1. If microbes live underground and underwater, do you think they also live above us, in the air? Why or why not?
1. Explain how Donald Barber’s images became flecked with germs.
2. Was Barber’s theory about where the germs came from correct? Where, in fact, were the germs coming from, and how were they transported?
3. Describe how Kimberly Prather’s onboard air-testing device works. Name three kinds of particles it commonly detects while sucking in air from clouds.
4. How far have some of the particles detected by Prather traveled?
5. Describe two ways other than winds that germs are transported into the air.
6. Explain how a bursting bubble flings germs into the air.
7. About how many bubbles burst each day in the world’s oceans? And about how many germs are flung into the air each day by this action?
8. What do the peaks on Prather’s computer screen represent? In particular, what type of “ingredients” tell her something living was just zapped?
9. How does Gary Franc identify the type of bacteria present in sampled clouds?
10. How does Erwinia carotovora wreak havoc on potato fields in Idaho? Be sure to explain how the bacteria move from the ocean to the air, and back down to the surface.

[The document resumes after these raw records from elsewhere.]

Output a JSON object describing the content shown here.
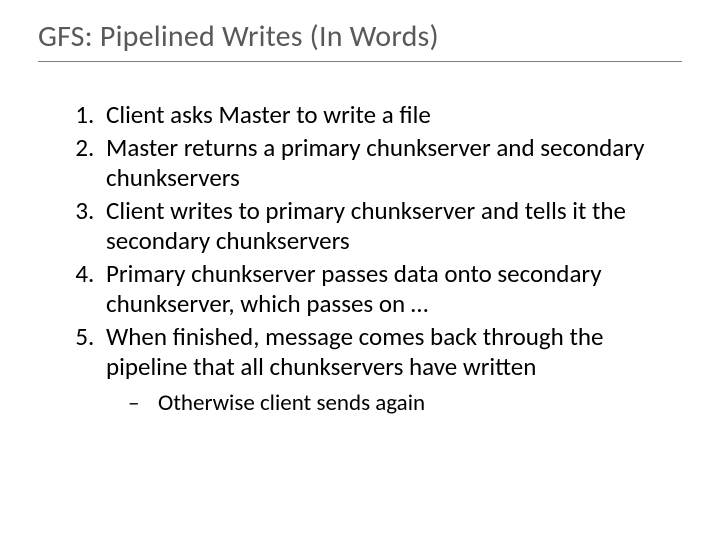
{
  "title": "GFS: Pipelined Writes (In Words)",
  "items": [
    "Client asks Master to write a file",
    "Master returns a primary chunkserver and secondary chunkservers",
    "Client writes to primary chunkserver and tells it the secondary chunkservers",
    "Primary chunkserver passes data onto secondary chunkserver, which passes on …",
    "When finished, message comes back through the pipeline that all chunkservers have written"
  ],
  "sub_item": "Otherwise client sends again"
}
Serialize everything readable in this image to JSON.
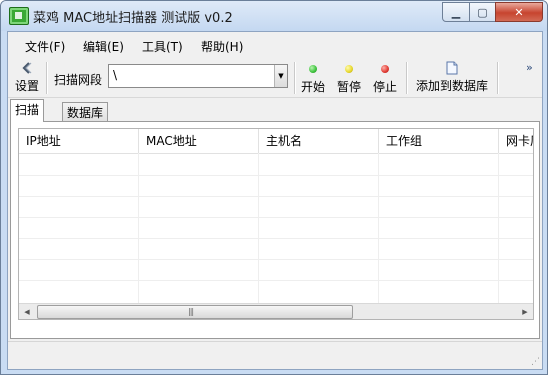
{
  "window": {
    "title": "菜鸡 MAC地址扫描器 测试版 v0.2"
  },
  "menu": [
    "文件(F)",
    "编辑(E)",
    "工具(T)",
    "帮助(H)"
  ],
  "toolbar": {
    "settings_label": "设置",
    "scan_range_label": "扫描网段",
    "scan_range_value": "\\",
    "start_label": "开始",
    "pause_label": "暂停",
    "stop_label": "停止",
    "add_db_label": "添加到数据库"
  },
  "tabs": [
    "扫描",
    "数据库"
  ],
  "table": {
    "columns": [
      "IP地址",
      "MAC地址",
      "主机名",
      "工作组",
      "网卡厂"
    ]
  },
  "colors": {
    "start": "#3cc23c",
    "pause": "#e6d72a",
    "stop": "#e03a33"
  }
}
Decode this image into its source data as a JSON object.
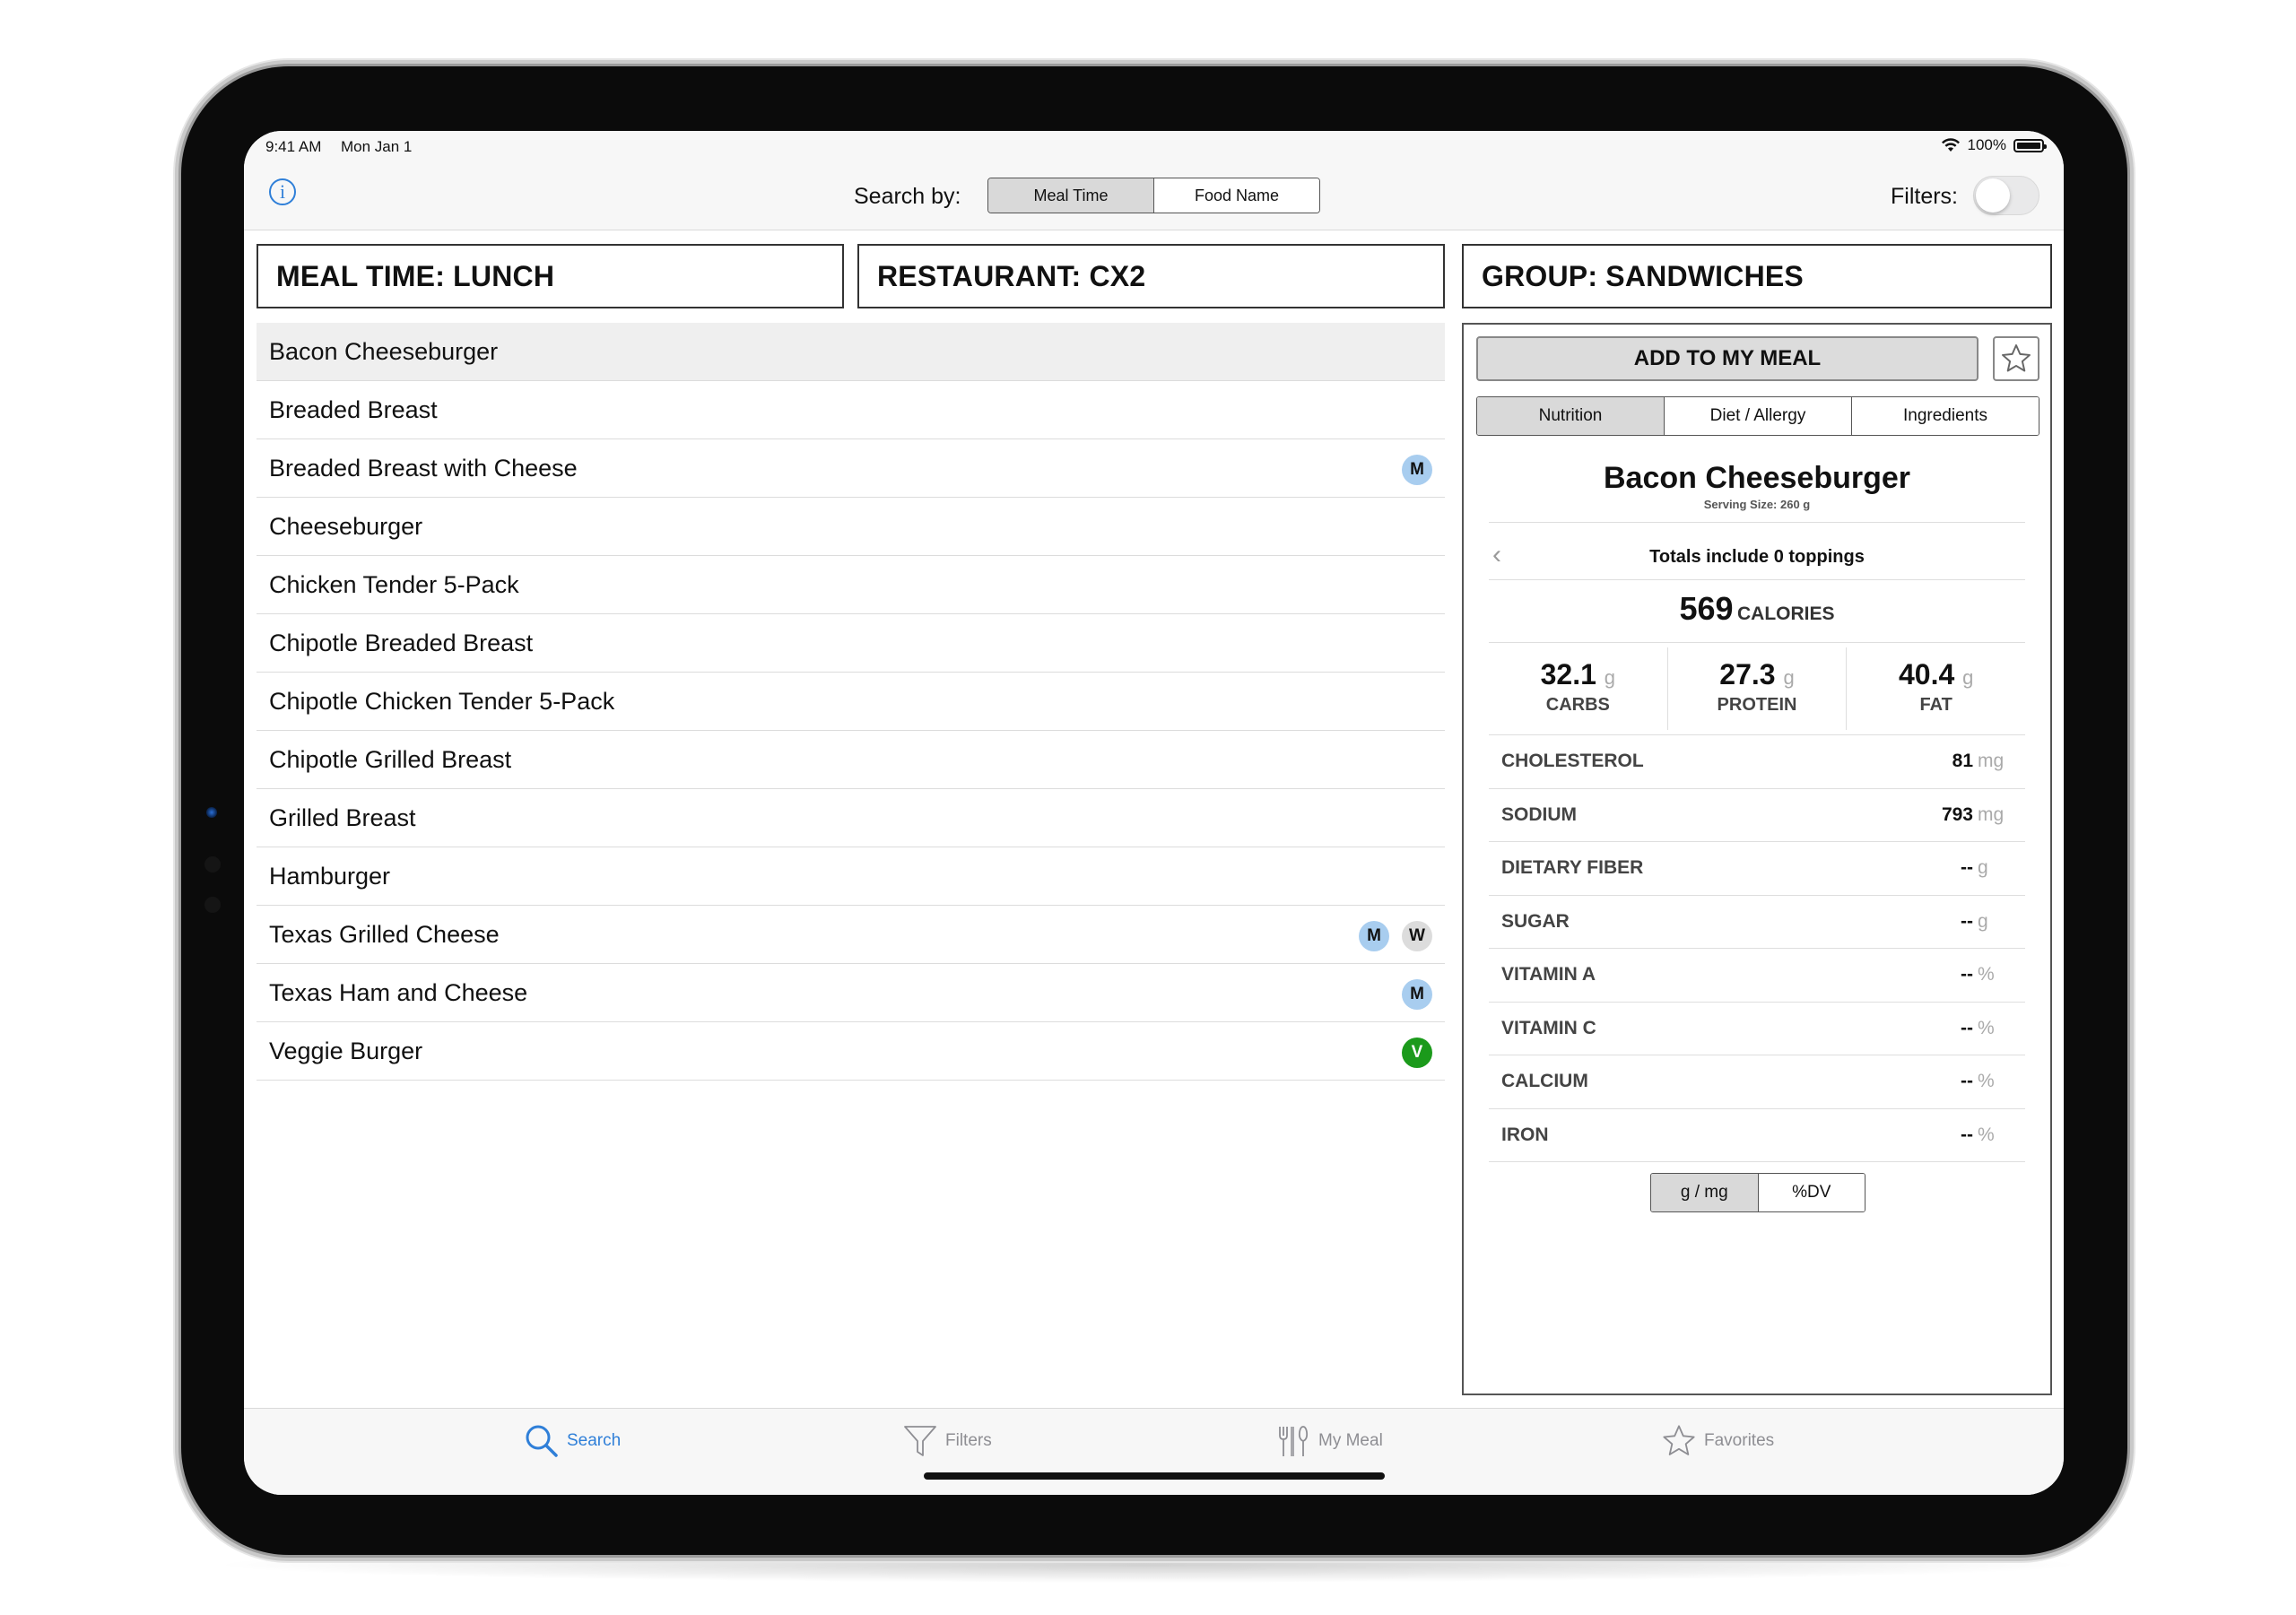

11. Explain how germs can make it rain, hail or snow.
12. What is a nucleator? Give a few examples of nucleators.
13. How high up in the atmosphere has Brent Christner collected living bacteria?
14. Name two reasons why it would be tough for anything to live as high up as 30 kilometers.
1. Scientists have only recently begun to study life in the air. Were you surprised to read that germs live in the air? Can you think of other places that might host life that scientists haven’t yet explored?
2. Can you think of a few ways that scientists studying atmospheric bacteria could safeguard against accidental contamination?
1. What can bacteria living high in the air tell us about life on the ground, where we live? What can atmospheric bacteria tell us about life on other planets?